Among the lines of the records below, count those with the word "date". Reply with that number alone.
--- Source information ---
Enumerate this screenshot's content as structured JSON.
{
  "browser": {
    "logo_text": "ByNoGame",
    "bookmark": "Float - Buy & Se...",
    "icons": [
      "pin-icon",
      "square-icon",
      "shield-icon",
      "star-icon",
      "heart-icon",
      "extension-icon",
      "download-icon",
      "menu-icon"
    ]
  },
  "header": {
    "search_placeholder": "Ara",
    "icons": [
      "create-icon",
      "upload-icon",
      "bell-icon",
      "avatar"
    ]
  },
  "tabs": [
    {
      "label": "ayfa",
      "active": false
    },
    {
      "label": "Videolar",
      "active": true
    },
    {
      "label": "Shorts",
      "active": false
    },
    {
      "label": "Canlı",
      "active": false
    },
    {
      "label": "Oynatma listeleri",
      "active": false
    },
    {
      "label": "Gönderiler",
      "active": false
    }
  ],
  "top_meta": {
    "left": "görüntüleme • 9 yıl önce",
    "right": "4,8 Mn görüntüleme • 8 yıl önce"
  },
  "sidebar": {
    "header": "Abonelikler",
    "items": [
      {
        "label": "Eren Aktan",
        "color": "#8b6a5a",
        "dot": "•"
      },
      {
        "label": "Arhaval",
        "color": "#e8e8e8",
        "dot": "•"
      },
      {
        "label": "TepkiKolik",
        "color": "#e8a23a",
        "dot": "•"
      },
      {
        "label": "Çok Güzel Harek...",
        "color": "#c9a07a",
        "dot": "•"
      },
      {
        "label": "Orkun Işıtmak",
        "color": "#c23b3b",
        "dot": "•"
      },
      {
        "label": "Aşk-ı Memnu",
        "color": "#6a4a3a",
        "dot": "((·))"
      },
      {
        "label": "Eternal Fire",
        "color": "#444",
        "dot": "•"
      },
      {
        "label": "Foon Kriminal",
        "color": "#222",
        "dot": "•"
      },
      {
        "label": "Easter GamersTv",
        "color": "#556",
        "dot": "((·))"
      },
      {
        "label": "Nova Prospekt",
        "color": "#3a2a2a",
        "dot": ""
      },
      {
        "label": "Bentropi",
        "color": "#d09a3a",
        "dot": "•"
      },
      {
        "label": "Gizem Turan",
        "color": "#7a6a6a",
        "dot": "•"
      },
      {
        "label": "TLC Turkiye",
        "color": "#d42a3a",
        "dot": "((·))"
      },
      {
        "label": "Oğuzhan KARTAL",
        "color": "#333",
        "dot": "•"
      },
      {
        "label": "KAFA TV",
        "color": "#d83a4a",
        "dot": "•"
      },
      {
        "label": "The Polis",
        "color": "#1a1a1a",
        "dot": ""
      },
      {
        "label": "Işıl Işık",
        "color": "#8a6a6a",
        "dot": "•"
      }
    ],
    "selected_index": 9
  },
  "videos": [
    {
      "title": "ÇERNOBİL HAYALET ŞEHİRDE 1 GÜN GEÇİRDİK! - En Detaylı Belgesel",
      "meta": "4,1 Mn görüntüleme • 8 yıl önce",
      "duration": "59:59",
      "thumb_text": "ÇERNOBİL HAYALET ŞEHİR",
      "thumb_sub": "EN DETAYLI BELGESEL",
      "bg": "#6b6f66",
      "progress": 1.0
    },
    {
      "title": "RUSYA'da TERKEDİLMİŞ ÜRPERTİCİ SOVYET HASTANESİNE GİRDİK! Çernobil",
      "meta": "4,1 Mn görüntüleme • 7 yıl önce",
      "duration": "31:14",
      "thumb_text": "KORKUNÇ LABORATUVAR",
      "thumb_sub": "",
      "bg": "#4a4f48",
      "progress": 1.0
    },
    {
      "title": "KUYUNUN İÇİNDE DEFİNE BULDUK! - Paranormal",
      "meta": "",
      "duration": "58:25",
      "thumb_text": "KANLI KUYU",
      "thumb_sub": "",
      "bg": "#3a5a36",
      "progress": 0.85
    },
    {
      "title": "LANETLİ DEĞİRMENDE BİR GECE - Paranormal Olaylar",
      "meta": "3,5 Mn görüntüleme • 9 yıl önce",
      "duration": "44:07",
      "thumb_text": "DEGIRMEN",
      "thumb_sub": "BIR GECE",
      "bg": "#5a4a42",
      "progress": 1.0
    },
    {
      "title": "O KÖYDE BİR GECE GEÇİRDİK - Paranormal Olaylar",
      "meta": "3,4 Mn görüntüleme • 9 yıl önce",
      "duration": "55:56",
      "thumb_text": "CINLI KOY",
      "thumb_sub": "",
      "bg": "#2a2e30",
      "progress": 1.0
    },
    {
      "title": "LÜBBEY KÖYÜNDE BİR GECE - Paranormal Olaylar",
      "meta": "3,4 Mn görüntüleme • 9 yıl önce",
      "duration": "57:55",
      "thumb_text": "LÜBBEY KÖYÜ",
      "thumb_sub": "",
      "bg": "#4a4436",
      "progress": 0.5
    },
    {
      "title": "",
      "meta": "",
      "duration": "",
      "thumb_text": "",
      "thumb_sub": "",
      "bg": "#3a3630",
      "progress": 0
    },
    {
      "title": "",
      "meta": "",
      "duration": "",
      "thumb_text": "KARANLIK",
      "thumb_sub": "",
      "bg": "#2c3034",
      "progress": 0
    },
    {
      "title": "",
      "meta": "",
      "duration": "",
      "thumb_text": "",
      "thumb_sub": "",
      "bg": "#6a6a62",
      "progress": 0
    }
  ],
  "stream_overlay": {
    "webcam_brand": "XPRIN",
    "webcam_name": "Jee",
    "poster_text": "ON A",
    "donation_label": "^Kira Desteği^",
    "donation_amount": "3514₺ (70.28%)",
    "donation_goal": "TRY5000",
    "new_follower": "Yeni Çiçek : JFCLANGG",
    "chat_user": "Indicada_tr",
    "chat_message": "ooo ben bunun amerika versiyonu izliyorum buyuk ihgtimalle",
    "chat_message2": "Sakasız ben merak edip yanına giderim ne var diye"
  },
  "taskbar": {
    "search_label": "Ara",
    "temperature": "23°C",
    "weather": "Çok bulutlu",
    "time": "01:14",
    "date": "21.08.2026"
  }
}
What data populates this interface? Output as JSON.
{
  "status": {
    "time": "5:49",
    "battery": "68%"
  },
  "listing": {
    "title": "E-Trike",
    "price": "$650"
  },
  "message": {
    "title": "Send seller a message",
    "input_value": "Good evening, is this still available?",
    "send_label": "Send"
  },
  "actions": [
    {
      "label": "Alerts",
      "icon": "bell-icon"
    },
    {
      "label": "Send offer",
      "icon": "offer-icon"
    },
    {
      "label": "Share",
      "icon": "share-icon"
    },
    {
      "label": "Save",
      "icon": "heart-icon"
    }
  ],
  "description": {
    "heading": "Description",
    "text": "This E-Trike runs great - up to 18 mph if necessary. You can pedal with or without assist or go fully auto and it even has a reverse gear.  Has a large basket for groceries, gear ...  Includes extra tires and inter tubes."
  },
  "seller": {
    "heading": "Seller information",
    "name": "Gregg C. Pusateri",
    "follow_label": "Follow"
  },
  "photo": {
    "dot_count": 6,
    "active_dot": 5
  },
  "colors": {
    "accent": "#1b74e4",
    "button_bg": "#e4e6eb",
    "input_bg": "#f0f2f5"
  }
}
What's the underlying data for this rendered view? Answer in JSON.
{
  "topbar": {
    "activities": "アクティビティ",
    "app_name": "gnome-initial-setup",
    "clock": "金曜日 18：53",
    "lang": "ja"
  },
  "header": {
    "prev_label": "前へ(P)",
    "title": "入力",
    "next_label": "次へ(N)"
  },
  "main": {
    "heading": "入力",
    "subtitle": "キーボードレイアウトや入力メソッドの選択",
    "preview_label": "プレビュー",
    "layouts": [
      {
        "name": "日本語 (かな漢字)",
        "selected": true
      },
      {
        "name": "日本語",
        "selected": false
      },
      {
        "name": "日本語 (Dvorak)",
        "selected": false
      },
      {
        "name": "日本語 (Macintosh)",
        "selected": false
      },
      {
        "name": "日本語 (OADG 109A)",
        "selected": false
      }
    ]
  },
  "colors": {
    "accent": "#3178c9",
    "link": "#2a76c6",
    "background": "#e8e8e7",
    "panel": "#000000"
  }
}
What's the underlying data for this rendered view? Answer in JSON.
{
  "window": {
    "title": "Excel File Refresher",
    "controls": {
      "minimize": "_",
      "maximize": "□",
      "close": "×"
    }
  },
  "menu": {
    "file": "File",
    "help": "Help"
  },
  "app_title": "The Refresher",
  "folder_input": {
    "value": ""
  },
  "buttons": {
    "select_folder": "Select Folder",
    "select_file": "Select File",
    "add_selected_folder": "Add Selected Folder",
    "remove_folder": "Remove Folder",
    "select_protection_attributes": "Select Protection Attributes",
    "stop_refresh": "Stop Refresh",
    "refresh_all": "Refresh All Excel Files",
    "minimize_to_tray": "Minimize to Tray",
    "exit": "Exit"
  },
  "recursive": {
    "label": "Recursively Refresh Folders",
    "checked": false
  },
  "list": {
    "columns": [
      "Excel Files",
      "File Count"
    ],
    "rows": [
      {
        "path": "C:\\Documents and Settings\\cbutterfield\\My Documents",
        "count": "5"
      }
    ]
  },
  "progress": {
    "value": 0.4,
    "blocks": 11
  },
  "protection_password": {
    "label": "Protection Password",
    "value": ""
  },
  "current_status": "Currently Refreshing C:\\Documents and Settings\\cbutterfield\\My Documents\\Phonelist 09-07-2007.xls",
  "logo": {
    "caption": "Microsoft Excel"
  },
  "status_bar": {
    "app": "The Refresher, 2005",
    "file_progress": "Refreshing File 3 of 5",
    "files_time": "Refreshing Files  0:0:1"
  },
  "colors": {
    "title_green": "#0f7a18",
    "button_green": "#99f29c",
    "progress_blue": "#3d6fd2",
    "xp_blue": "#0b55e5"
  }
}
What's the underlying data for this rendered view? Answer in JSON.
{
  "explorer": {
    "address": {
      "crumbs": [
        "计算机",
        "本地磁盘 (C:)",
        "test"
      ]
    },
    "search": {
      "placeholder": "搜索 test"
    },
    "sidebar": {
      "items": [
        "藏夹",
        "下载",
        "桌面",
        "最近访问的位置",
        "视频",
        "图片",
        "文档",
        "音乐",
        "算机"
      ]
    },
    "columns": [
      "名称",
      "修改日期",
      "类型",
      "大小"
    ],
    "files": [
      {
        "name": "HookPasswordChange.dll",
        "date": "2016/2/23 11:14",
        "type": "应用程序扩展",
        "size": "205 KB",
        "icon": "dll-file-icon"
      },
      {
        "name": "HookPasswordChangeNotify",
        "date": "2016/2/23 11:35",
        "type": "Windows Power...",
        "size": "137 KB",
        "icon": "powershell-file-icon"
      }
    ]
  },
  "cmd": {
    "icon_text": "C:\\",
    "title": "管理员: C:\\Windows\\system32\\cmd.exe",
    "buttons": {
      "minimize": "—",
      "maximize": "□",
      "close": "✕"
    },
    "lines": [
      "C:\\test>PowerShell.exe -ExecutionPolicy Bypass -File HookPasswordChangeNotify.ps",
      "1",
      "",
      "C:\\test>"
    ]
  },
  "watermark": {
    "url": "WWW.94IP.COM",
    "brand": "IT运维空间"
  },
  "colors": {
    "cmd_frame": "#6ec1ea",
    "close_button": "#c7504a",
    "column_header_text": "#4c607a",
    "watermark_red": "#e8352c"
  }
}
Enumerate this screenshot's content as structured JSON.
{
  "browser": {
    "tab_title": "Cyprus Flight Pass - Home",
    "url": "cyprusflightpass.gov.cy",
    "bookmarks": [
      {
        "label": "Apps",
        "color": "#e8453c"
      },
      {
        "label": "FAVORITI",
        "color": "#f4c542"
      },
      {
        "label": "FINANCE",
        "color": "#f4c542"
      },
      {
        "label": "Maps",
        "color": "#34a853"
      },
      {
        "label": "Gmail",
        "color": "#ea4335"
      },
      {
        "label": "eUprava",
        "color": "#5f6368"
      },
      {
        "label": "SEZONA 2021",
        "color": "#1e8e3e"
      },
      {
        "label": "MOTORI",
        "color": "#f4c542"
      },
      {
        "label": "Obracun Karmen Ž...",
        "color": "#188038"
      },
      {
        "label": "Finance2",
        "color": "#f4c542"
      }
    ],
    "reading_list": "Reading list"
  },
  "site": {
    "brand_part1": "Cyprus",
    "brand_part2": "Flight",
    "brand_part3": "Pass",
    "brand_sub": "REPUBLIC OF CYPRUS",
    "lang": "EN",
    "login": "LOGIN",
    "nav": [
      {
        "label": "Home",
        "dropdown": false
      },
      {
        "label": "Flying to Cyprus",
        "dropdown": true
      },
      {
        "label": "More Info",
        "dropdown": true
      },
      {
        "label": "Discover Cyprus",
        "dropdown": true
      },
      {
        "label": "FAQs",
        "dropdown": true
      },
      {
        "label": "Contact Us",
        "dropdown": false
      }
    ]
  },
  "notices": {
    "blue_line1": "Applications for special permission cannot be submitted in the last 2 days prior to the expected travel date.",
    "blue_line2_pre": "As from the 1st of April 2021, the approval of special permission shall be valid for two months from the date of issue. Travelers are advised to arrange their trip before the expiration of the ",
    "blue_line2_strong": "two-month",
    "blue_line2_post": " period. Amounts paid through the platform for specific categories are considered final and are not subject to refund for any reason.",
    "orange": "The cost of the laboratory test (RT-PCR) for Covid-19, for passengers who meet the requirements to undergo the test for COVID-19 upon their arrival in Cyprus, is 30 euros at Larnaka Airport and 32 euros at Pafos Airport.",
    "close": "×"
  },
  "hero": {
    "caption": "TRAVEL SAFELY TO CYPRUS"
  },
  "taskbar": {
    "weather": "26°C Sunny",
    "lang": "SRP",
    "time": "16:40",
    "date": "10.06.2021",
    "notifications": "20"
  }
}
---
• _Exercise output_: 6